■ **REQUIRED ACTION**:
Where a line in the records below contains the string "rank", tally it; give only the final number.
-------- DATASET RECORDS
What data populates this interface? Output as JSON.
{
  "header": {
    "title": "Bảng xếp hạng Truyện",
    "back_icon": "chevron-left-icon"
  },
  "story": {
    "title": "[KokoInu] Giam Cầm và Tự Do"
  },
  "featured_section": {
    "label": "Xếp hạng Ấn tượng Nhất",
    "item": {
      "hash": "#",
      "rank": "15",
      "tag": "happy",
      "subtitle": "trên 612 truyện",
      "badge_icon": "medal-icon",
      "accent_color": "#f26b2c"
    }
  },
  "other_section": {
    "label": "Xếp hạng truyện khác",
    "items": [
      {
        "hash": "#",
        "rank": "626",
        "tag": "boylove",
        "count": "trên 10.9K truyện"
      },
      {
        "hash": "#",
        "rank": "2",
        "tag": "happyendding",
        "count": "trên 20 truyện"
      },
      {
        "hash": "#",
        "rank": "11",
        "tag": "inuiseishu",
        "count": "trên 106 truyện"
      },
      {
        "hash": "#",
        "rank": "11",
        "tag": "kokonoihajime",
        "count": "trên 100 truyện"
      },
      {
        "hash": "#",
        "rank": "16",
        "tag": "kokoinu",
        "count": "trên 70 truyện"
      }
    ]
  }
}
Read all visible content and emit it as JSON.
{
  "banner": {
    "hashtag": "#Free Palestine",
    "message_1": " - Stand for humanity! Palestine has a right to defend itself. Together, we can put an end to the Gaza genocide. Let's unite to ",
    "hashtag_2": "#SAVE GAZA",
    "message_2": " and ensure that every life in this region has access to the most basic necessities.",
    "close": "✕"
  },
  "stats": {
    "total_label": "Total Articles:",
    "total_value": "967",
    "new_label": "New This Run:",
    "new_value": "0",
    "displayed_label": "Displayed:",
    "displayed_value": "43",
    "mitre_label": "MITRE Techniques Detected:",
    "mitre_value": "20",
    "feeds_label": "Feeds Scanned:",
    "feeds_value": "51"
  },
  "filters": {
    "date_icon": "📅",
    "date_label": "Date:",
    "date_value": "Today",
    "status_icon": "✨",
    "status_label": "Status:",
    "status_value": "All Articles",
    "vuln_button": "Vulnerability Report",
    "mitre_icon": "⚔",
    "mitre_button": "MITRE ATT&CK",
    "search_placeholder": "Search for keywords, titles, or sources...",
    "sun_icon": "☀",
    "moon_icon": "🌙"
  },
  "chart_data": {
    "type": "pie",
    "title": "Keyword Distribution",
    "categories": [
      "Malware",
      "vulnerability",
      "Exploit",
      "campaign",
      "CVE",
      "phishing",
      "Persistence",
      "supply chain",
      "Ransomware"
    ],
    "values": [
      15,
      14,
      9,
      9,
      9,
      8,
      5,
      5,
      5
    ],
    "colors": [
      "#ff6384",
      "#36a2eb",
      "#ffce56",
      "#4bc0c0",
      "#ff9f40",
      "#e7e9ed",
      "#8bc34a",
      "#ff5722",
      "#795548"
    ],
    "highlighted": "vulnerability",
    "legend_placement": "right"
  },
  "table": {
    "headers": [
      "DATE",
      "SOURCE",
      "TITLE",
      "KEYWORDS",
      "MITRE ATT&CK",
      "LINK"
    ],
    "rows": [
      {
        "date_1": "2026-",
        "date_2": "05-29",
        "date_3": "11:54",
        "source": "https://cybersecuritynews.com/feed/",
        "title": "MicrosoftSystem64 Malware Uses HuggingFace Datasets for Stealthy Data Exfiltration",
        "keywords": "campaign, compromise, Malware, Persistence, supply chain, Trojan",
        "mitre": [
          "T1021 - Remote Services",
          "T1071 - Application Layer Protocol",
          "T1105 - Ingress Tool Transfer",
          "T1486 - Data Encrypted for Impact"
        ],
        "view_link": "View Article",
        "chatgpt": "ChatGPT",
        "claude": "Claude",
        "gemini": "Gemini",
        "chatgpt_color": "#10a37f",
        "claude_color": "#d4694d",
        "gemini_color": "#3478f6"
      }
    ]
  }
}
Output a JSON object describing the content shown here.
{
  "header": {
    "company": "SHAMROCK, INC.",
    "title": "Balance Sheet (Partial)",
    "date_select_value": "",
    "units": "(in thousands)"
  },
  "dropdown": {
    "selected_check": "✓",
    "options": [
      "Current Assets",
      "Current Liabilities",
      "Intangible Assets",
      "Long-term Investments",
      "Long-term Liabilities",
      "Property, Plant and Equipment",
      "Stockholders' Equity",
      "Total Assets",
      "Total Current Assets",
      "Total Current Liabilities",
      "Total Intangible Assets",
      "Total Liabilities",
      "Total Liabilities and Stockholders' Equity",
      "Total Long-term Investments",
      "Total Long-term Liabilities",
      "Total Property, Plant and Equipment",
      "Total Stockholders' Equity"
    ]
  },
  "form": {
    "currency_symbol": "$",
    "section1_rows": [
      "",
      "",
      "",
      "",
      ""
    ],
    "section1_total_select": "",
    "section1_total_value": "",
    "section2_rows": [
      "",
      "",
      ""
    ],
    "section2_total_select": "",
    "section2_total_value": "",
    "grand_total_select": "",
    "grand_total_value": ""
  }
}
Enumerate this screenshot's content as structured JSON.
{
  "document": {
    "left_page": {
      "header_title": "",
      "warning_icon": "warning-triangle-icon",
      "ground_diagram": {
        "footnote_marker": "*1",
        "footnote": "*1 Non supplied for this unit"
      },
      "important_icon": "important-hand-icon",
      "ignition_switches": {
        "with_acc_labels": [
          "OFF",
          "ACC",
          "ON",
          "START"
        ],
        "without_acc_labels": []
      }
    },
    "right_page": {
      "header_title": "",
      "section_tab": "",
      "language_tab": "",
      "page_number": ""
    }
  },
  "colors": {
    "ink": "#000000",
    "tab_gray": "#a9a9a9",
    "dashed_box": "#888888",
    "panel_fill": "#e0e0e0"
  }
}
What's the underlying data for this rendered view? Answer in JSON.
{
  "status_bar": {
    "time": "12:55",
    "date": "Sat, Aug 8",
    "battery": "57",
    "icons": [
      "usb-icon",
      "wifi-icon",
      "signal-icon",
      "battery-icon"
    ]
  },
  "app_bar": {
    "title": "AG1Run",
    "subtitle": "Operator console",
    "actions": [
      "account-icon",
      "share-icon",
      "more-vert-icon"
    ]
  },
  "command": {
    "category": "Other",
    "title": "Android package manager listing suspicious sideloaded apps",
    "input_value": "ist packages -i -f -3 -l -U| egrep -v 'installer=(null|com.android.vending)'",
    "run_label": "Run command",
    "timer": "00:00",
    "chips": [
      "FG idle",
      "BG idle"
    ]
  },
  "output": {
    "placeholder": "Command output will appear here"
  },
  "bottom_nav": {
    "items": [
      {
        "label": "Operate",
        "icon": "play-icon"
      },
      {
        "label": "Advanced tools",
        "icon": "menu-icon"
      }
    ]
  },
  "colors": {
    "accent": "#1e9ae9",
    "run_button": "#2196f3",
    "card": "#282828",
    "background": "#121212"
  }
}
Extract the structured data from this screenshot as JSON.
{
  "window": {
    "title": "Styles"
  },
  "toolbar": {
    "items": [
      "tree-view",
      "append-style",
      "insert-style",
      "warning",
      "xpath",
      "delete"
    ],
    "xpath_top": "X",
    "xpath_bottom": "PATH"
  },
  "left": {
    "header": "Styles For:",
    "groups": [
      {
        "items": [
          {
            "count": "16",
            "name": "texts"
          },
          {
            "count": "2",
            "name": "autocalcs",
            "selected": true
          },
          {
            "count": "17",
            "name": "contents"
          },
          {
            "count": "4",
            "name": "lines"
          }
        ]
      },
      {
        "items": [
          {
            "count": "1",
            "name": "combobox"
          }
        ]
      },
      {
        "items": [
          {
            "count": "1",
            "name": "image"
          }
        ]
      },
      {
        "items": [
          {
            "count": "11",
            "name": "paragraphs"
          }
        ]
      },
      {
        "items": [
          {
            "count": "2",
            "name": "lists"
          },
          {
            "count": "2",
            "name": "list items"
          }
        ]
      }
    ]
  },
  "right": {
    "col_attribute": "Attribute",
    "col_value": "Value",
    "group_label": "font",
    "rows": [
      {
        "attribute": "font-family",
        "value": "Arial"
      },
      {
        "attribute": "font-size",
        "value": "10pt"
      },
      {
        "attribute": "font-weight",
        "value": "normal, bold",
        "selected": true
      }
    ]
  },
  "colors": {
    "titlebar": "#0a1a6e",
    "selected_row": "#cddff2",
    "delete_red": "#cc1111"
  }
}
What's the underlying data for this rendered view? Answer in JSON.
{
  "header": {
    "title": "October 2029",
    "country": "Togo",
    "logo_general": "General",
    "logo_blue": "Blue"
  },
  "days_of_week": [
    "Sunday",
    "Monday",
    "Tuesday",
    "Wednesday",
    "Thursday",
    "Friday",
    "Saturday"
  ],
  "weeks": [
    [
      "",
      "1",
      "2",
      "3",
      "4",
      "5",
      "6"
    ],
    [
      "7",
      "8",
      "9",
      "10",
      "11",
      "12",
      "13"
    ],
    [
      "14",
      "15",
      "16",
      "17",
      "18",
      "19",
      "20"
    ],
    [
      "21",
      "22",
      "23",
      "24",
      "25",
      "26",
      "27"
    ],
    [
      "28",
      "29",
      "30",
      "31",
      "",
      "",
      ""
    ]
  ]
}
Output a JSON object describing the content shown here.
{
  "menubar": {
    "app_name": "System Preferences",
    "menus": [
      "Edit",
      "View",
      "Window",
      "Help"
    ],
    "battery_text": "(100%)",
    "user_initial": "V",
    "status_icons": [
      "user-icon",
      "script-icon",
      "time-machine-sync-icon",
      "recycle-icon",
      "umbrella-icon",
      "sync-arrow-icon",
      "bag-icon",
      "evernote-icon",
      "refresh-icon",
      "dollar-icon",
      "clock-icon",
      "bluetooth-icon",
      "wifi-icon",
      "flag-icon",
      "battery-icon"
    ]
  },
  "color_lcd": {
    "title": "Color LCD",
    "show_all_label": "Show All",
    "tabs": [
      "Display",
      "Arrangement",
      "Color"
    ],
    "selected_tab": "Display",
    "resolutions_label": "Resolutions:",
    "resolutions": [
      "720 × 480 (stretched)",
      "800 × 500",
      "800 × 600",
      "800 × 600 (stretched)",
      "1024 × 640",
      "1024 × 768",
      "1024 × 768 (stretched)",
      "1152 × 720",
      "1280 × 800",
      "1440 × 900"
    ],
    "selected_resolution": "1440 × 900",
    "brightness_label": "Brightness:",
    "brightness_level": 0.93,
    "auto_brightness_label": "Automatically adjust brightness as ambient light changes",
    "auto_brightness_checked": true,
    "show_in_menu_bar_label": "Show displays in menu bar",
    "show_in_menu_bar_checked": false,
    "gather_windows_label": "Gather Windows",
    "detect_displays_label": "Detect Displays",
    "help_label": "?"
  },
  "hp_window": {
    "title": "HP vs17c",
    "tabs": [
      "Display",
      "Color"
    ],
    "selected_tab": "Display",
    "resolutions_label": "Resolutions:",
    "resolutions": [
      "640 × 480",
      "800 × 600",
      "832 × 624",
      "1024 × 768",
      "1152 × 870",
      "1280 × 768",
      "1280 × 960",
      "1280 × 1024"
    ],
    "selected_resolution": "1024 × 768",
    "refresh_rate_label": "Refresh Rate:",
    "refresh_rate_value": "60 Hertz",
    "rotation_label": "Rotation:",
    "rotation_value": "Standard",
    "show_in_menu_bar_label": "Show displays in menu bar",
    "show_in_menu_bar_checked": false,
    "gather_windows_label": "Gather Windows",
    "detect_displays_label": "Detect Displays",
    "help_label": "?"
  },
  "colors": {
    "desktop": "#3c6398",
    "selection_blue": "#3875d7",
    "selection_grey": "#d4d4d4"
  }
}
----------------
■ **ANSWER BELOW**:
6